The Sun delivers roughly a kilowatt of energy to every square meter of the earths surface. Meaning, one meter of land provides enough energy to power ten light bulbs.
If the average rooftop is say 10 meters by 30, that’s 300 meters. Meaning the potential for energy is 300 kilowatts a day.
300 kilowatts, times 365 days a year equals 109,500 kilowatts of energy a year.
The sun doesn’t shine everyday, and this is assuming a perfect conversion rate. Solar panels are only 30% effective, meaning only 30,000 kw of energy is actually produced. Still more than enough energy to power a home, and the two homes next to it.

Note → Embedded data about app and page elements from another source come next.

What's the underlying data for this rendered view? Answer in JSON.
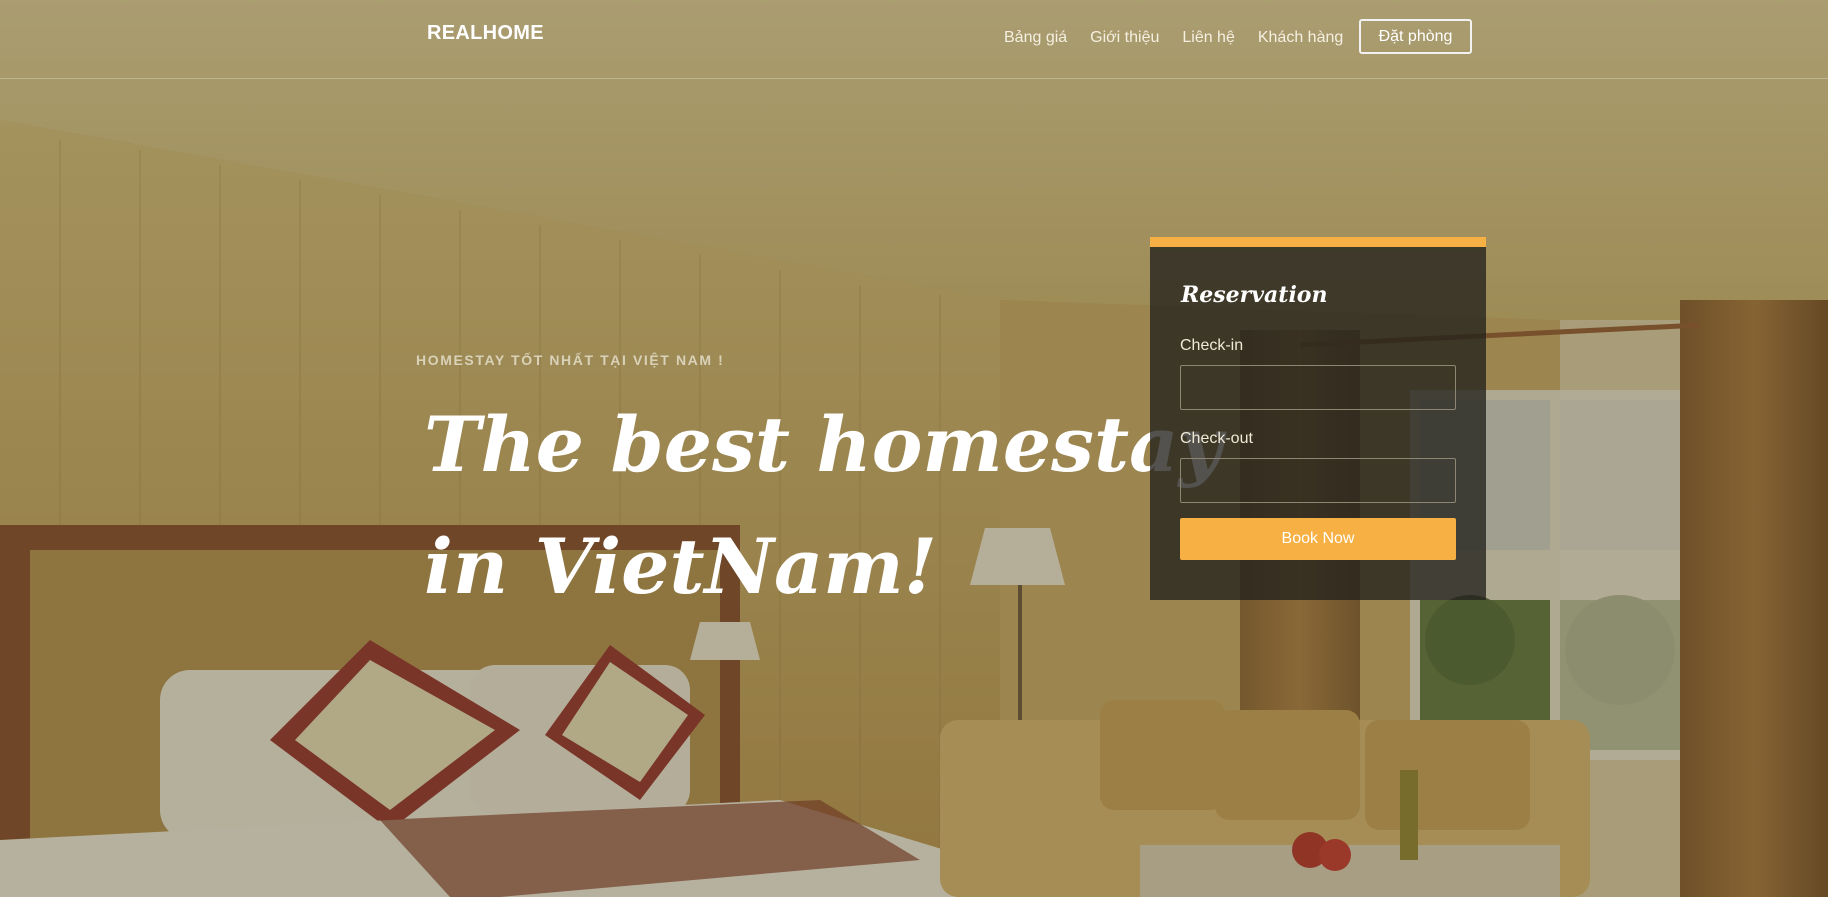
{
  "navbar": {
    "brand": "REALHOME",
    "links": [
      "Bảng giá",
      "Giới thiệu",
      "Liên hệ",
      "Khách hàng"
    ],
    "cta": "Đặt phòng"
  },
  "hero": {
    "subtitle": "HOMESTAY TỐT NHẤT TẠI VIỆT NAM !",
    "title_line1": "The best homestay",
    "title_line2": "in VietNam!"
  },
  "reservation": {
    "title": "Reservation",
    "checkin_label": "Check-in",
    "checkout_label": "Check-out",
    "book_button": "Book Now"
  },
  "colors": {
    "accent": "#f6b044",
    "card_bg": "#23211c",
    "text_light": "#ffffff"
  }
}
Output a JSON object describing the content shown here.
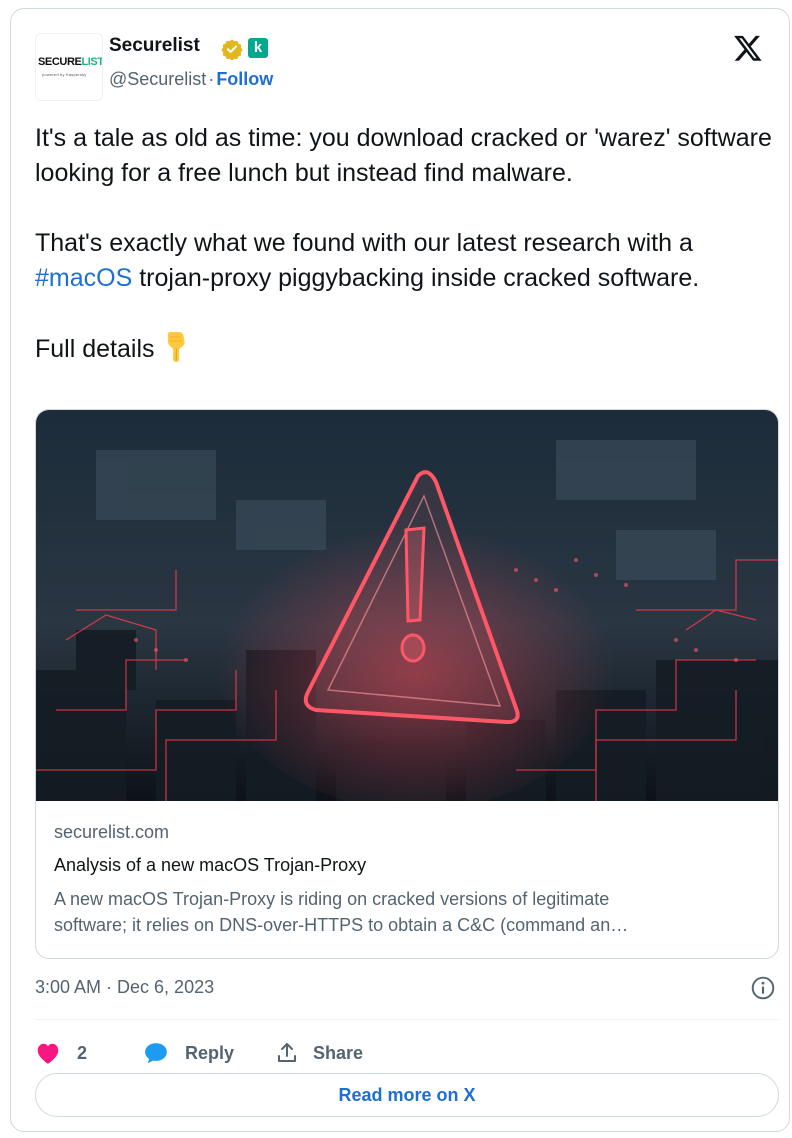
{
  "author": {
    "name": "Securelist",
    "handle": "@Securelist",
    "separator": "·",
    "follow_label": "Follow",
    "avatar_text_main": "SECURE",
    "avatar_text_accent": "LIST",
    "avatar_subtext": "powered by Kaspersky",
    "badge_letter": "k"
  },
  "tweet": {
    "para1": "It's a tale as old as time: you download cracked or 'warez' software looking for a free lunch but instead find malware.",
    "para2_prefix": "That's exactly what we found with our latest research with a ",
    "hashtag": "#macOS",
    "para2_suffix": " trojan-proxy piggybacking inside cracked software.",
    "para3": "Full details"
  },
  "link_card": {
    "domain": "securelist.com",
    "title": "Analysis of a new macOS Trojan-Proxy",
    "desc_line1": "A new macOS Trojan-Proxy is riding on cracked versions of legitimate",
    "desc_line2": "software; it relies on DNS-over-HTTPS to obtain a C&C (command an…"
  },
  "timestamp": "3:00 AM · Dec 6, 2023",
  "actions": {
    "like_count": "2",
    "reply_label": "Reply",
    "share_label": "Share"
  },
  "read_more_label": "Read more on X",
  "icons": {
    "verified": "verified-badge-icon",
    "x_logo": "x-logo-icon",
    "heart": "heart-icon",
    "reply": "reply-bubble-icon",
    "share": "share-upload-icon",
    "info": "info-icon",
    "pointing_down": "backhand-index-pointing-down-emoji"
  },
  "colors": {
    "link_blue": "#1d6fd1",
    "secondary_text": "#536471",
    "heart": "#f91880",
    "reply_blue": "#1d9bf0",
    "verified_gold": "#e2b719",
    "brand_green": "#00a88e",
    "border": "#cfd9de"
  }
}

The sun doesn’t shine every day; a true statement. But it could not shine for 8 months, and there would still be enough power for a home. The average American household uses 11,040 Kwh as of 2008 4 months of sunshine is all that is necessary to cleanly power an American home.

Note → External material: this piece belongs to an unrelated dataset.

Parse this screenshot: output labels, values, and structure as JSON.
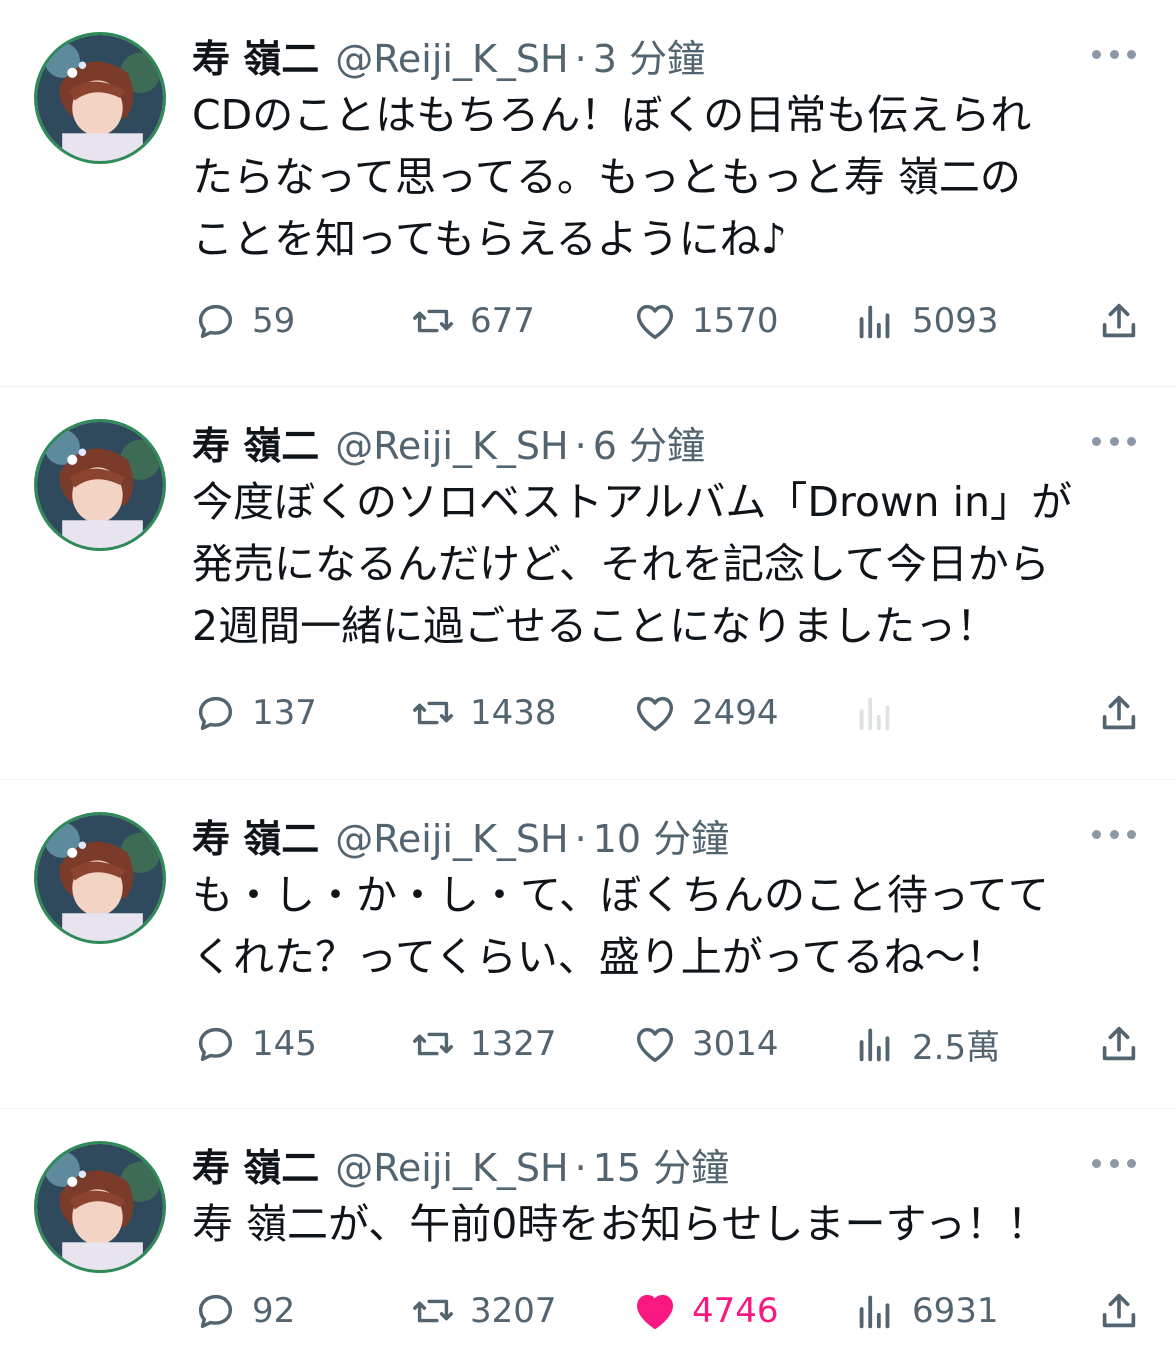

The rub with solar power is not energy production at all, it’s energy storage. The roof of a house has the potential, with current means, to provide all the energy requirements for a home. But there is no effective way to store that energy.
Why then is so much money and effort devoted towards solar panel development? What is needed now, is an efficient way to store and discharge energy. Solar panels work, it’s time to bring batteries up to speed!